Morell tried to put herself in Savage's shoes. "Our roles could have been reversed," she said. "What would I do? She didn't ask for this. She didn't try to hurt me."
The relationship warmed as the two women began to e-mail each other and Carolyn Savage sent photos from the doctor's visits. Eventually, Shannon Morell was invited to an ultrasound appointment.
Savage went into labor one month early and delivered by Caesarian section as the Morells waited in a separate room near the neonatal unit. Shannon said she fought back tears and felt joy tinged with "regret, pain and even a touch of jealousy."
"That's when it really hit me: I'm not there," she wrote. "I will never hear Logan's first cries, I will never be the first one to see him, I will never behold him all goopy from birth or see him open his eyes for the first time."
A half-hour after Logan's birth, Sean Savage brought the baby to the Morells.
"The repressed emotions of an entire pregnancy exploded in the first few minutes of meeting my son," she wrote. "I'm not a huggy person, but I threw my arms around Sean and thanked him."
The next day, the families met again with their siblings. Not once did the Morells doubt that the Savages would keep their word.
"They are ethical people and throughout the whole time, they were never wishy-washy," said Morell. "She knew, right away from the first month, that the baby wasn't hers."
The day the couples parted, the Savages presented the Morells with a "treasure chest," filled with baby Nikes, a preemie outfit, hats, children's books and a framed photo of Logan emerging into the world.
The families have maintained frequent contact in the months since Logan's birth through e-mails, telephone calls and letters.
"We went to see them over the holidays when [Logan] was three months old and met their kids," said Shannon Morell. "We had a good time. The stress of the whole situation was over and my daughters loved their little girl. I can say we are friends."
The Savages don't expect constant contact with Logan, but Morell hopes that one day when he learns the story of his conception, he will already be comfortable with his other family.
Knowing that the Savages still had eight frozen embryos to try another pregnancy, Morell impulsively offered to undergo IVF so they might have their fourth child.
"Carolyn is going to try to get pregnant again," said Morell. "But they are looking for a surrogate who doesn't bond with the baby."
The Morells reached an "agreement" with the unnamed fertility clinic. "They took responsibility over our contract and we are satisfied," she said.
The Savages have retained a New York City attorney, according Howard J. Rubenstein, the agency that represented them at the time of the birth, but the couple has not said publicly if they will pursue legal action.
By writing the book, the Morells advise prospective parents to better research fertility clinics, particularly their protocols for handling embryos. "You are dealing with human life," she said. "People need to be proactive."
Shannon Morell is still trying to figure out God's plan for her agonizing efforts to raise a family -- perhaps that Logan might one day bring "great good" to the world.
"I don't think I will know for awhile," she said. "I think everything happens for a reason.
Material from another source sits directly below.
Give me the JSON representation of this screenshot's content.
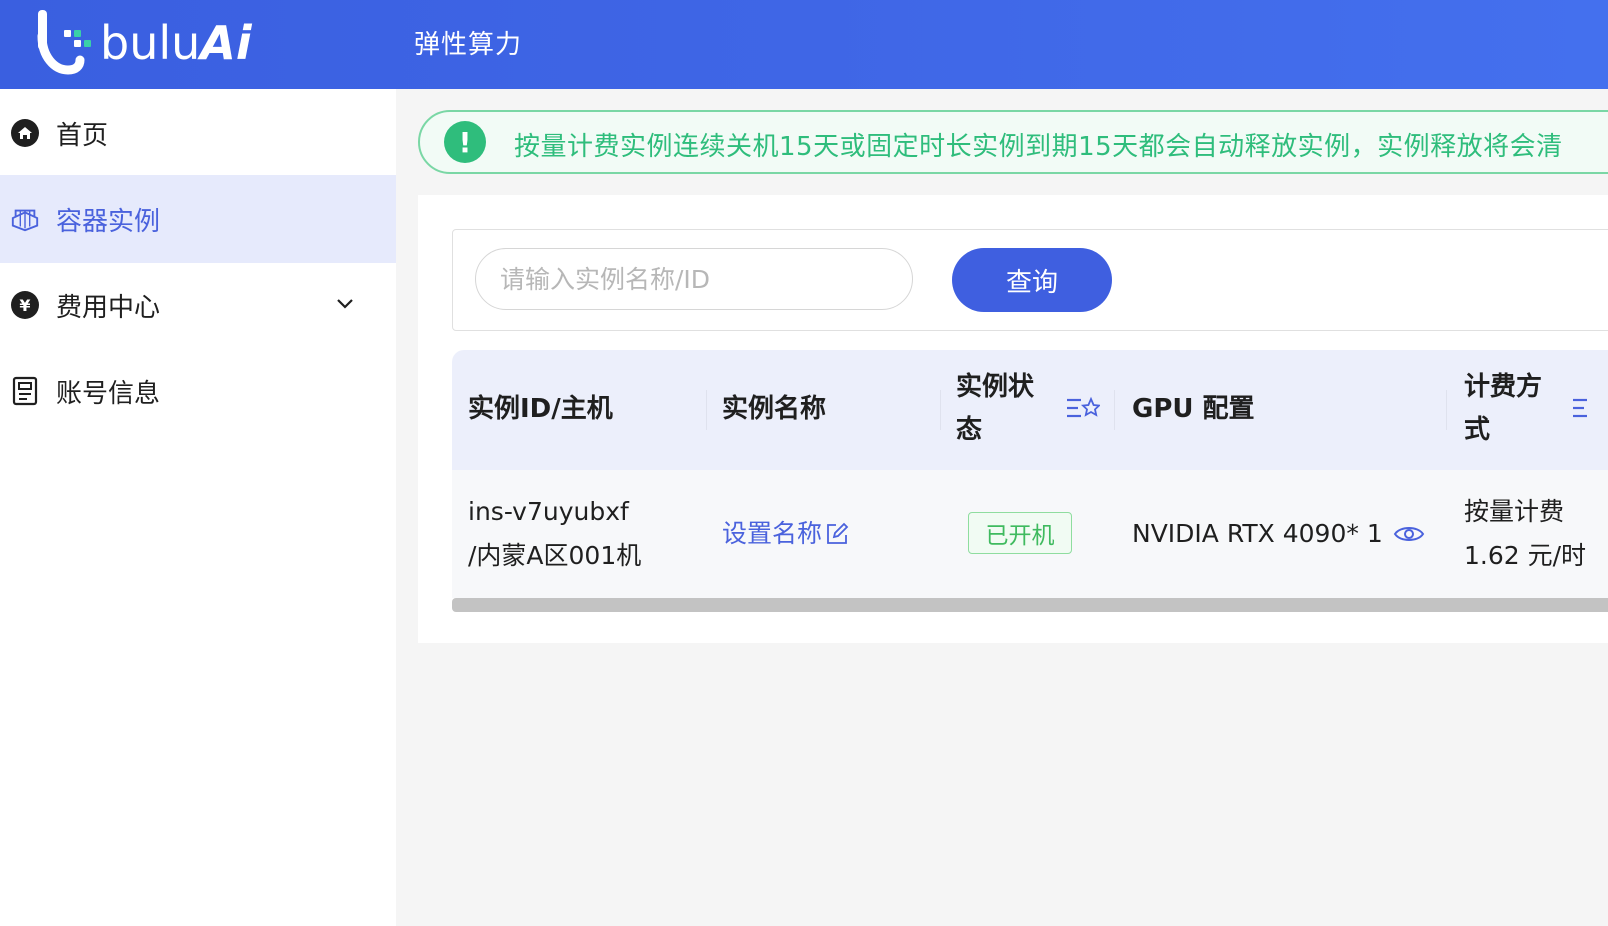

Just when you think you are going through personal growth and learn lessons why, there are more tough times. I try to take what life gives you and make the best of it."
"If I hadn't found out [about the embryo mix-up], I would have been OK with it," said Morell. "My kid would have had a great life, raised by a large family, educated in a Christian household that values education. He would have been fine."
From the start, Morell has called Carolyn Savage her "guardian angel," and her book acknowledges her monumental sacrifice: "Thank you for nurturing our son, protecting him and most of all, loving him enough to let him go."